(Data entries)
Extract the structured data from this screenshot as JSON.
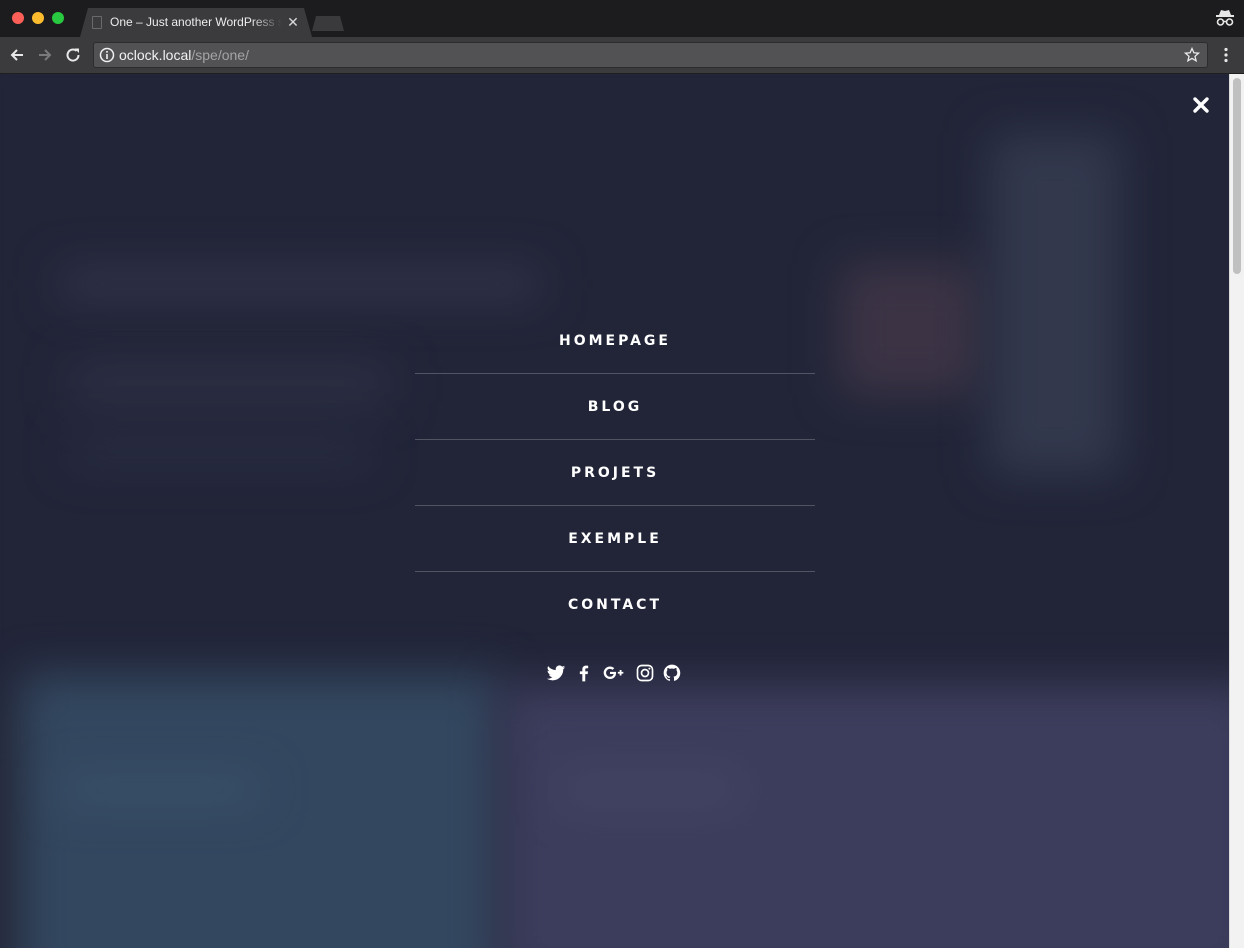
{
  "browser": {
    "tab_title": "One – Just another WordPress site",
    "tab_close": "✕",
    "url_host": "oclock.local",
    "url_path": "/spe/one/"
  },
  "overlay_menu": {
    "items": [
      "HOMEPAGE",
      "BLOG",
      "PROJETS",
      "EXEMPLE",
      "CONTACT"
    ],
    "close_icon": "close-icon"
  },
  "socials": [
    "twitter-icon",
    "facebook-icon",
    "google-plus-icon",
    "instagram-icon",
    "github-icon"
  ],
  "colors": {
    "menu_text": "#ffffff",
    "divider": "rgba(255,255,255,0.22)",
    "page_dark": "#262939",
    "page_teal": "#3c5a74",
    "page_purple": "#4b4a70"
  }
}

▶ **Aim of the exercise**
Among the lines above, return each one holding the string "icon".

▶ **Result for this exercise**
    "close_icon": "close-icon"
    "twitter-icon",
    "facebook-icon",
    "google-plus-icon",
    "instagram-icon",
    "github-icon"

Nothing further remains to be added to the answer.